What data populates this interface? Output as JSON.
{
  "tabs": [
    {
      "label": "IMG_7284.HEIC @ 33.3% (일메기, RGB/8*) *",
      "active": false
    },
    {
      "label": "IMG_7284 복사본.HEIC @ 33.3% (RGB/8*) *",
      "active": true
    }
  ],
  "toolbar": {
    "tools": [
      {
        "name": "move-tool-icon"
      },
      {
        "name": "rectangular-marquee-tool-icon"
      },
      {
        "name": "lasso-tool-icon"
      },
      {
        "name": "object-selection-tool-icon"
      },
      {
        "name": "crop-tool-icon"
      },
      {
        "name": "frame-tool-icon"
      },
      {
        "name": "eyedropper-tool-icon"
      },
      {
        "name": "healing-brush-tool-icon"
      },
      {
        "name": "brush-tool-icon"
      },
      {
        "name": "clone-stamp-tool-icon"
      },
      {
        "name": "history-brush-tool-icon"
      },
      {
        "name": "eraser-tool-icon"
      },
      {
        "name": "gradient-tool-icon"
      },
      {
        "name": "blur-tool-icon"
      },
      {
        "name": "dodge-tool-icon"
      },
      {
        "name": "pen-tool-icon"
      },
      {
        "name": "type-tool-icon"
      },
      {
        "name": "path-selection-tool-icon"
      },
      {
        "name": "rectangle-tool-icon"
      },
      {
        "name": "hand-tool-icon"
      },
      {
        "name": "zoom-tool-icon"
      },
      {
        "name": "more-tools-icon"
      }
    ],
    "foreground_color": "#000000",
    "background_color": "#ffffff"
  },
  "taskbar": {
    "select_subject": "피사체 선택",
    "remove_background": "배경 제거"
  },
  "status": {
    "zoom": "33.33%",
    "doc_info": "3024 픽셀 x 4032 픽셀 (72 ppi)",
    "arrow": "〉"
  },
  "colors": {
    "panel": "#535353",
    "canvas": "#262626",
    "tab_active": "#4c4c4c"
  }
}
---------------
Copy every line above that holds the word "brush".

▶ _Answer for the task_
        "name": "healing-brush-tool-icon"
        "name": "brush-tool-icon"
        "name": "history-brush-tool-icon"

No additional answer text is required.